● Exercise:
Where a line below holds the string "placeholder", copy that line.

● Information shown:

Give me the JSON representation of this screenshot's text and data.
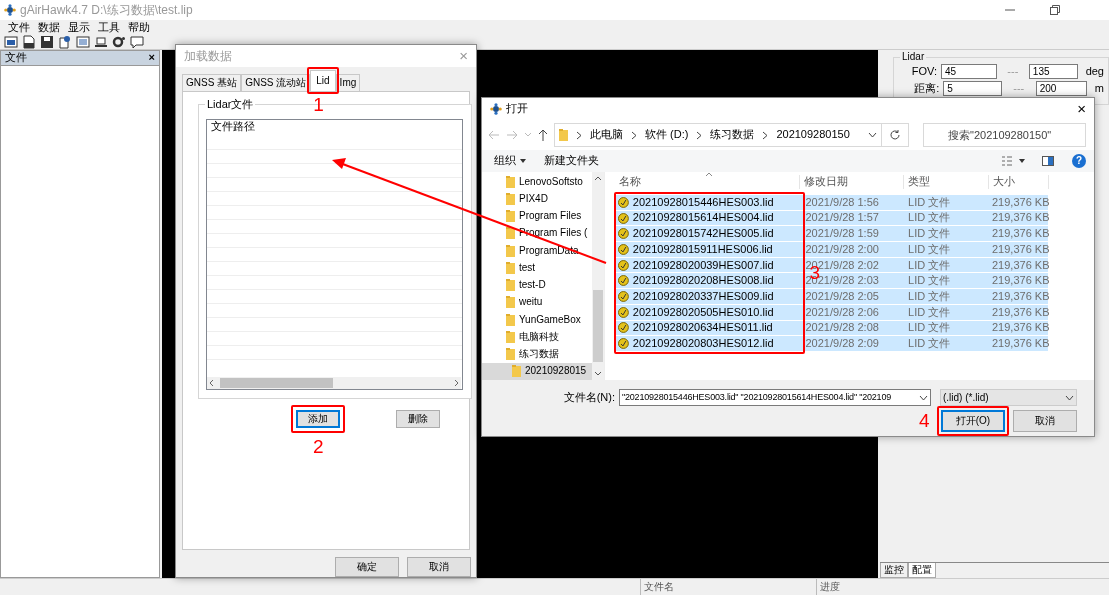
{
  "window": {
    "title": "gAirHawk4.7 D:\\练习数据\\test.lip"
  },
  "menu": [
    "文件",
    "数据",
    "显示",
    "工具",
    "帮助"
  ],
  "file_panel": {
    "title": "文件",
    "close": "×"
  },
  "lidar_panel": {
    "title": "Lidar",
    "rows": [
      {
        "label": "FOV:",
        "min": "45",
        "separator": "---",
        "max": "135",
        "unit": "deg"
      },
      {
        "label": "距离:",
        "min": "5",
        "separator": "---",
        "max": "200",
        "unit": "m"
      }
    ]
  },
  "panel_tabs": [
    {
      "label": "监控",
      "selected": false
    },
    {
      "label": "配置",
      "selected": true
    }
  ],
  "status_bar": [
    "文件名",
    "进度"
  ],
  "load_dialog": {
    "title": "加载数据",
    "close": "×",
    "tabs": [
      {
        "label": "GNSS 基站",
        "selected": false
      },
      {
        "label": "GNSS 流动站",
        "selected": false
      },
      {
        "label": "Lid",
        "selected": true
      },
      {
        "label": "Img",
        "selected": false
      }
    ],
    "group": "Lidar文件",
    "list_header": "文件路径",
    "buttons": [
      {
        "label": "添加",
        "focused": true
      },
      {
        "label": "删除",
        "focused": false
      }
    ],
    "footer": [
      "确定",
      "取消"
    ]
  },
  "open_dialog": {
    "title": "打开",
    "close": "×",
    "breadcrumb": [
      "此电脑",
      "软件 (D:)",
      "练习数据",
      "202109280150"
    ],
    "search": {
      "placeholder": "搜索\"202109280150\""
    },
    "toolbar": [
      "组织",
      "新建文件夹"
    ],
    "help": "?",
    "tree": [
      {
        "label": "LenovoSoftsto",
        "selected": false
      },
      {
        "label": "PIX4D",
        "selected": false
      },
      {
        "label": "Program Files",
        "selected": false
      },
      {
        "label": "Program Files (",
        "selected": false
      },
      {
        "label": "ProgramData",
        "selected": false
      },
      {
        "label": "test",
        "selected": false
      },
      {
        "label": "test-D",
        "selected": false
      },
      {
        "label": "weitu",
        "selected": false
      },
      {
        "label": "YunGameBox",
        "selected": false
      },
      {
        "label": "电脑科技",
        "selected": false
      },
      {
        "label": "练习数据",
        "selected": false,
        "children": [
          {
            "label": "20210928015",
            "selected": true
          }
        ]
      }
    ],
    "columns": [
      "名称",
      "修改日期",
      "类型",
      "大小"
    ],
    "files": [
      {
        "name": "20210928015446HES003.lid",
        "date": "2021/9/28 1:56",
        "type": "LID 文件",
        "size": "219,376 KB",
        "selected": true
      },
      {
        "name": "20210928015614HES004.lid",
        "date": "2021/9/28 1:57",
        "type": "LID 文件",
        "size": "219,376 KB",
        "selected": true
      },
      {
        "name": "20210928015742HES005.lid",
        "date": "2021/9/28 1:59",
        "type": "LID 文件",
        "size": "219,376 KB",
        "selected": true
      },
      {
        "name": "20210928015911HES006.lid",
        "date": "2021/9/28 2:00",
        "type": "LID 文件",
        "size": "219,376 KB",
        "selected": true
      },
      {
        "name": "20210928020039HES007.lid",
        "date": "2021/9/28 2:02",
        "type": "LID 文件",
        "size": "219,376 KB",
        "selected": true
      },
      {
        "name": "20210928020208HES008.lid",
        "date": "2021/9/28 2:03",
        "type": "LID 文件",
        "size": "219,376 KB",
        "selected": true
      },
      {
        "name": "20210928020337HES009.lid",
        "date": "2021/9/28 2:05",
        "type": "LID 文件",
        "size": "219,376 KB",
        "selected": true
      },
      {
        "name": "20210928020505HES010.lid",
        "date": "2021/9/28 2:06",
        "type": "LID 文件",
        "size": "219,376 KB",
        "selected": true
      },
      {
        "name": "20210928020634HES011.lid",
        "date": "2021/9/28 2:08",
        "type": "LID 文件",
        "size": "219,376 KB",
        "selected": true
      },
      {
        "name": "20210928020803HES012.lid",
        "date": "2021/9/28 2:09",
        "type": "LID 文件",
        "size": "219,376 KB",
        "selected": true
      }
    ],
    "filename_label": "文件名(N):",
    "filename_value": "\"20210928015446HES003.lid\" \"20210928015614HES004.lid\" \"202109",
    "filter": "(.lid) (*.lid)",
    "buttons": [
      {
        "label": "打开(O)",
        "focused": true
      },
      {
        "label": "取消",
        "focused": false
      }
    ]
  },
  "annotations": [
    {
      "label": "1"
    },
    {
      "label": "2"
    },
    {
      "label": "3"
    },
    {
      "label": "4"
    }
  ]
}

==

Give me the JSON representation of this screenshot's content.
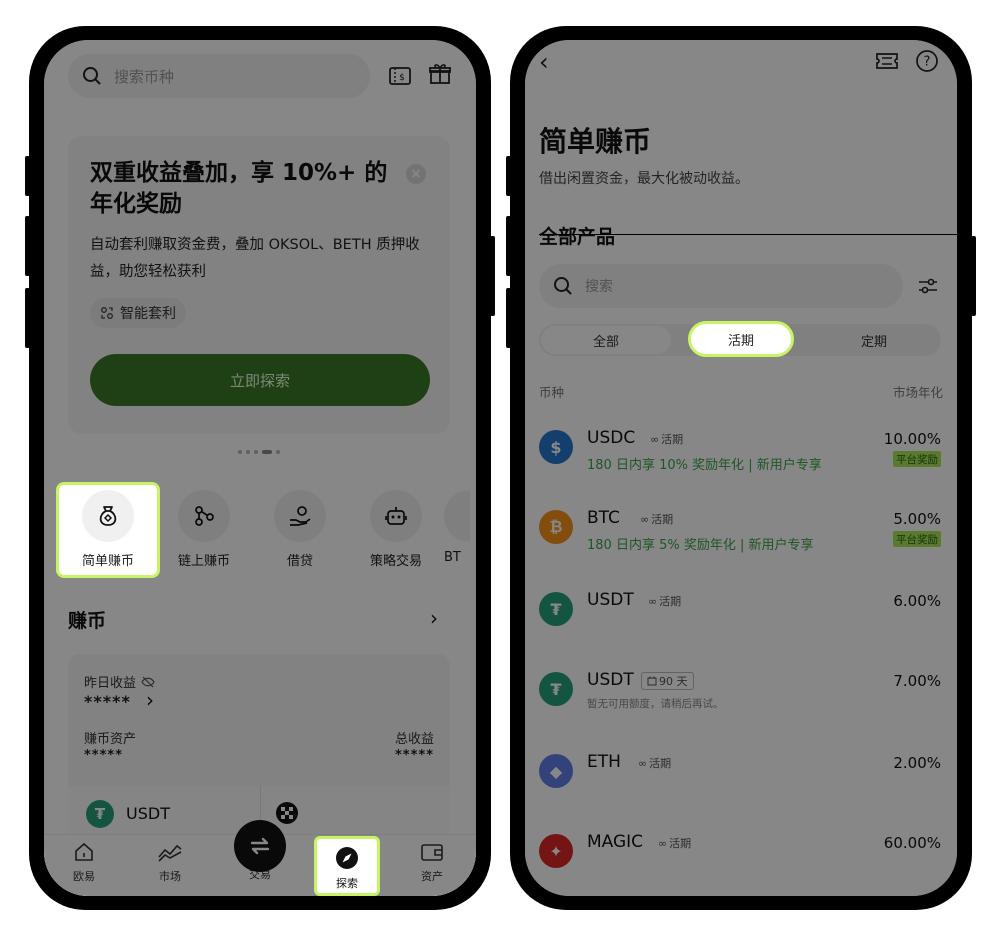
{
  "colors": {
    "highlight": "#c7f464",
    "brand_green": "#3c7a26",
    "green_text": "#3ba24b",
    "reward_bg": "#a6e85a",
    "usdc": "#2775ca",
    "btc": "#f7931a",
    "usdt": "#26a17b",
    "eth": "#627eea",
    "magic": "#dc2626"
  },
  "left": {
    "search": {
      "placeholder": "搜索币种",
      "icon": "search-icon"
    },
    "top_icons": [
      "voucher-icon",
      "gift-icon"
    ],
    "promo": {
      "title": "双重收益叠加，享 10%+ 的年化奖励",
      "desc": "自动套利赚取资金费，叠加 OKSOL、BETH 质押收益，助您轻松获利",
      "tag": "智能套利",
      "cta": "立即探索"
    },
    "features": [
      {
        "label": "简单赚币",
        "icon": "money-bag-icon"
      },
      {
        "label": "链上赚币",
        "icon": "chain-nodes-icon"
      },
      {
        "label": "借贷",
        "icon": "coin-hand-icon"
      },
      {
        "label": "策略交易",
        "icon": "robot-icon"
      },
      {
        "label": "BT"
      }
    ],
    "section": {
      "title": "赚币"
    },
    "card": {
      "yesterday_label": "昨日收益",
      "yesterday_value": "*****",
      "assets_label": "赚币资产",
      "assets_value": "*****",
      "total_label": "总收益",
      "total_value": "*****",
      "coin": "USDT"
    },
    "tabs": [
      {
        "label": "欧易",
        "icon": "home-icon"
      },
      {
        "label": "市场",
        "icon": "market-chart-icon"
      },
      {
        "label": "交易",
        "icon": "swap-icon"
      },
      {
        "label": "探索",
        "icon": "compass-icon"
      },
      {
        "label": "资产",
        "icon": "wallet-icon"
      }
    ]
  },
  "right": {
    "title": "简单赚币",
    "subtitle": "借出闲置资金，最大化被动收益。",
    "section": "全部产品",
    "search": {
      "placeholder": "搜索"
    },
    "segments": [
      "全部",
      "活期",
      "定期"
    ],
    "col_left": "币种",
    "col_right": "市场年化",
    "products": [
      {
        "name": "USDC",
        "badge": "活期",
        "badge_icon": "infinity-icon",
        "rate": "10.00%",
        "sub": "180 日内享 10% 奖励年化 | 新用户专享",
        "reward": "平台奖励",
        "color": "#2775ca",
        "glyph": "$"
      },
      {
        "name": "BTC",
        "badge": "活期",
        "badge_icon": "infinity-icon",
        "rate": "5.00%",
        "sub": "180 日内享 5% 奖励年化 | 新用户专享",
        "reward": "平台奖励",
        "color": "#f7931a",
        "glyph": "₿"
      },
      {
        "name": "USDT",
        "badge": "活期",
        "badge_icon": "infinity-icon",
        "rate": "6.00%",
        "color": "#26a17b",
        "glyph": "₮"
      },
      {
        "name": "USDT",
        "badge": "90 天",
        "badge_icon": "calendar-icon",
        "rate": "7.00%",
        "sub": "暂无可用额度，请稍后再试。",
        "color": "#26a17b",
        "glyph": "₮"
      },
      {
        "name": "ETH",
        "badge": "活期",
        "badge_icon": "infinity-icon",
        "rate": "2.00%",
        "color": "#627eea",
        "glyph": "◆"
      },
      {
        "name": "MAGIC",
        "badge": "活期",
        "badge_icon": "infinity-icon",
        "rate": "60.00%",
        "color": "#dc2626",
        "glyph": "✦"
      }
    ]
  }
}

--

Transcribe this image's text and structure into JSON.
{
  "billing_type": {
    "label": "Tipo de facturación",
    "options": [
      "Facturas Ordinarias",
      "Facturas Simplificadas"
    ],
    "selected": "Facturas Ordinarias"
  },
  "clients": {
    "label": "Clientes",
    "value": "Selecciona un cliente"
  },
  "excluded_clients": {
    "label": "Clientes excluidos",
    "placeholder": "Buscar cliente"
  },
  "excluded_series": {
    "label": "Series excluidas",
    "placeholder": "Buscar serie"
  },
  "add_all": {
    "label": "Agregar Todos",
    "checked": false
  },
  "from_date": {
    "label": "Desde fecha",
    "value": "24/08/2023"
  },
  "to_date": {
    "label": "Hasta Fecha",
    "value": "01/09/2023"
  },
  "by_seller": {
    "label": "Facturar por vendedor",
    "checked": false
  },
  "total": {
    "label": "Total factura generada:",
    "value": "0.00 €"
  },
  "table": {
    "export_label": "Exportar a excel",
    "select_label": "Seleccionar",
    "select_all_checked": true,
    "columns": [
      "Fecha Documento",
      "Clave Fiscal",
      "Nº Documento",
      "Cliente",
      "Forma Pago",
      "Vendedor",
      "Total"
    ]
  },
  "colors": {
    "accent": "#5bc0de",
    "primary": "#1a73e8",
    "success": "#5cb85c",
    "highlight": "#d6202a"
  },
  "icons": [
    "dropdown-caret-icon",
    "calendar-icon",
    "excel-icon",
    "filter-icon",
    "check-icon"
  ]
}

● Answer to the exercise:
      "placeholder": "搜索\"202109280150\""
      "placeholder": "搜索币种",
      "placeholder": "搜索"
    "placeholder": "Buscar cliente"
    "placeholder": "Buscar serie"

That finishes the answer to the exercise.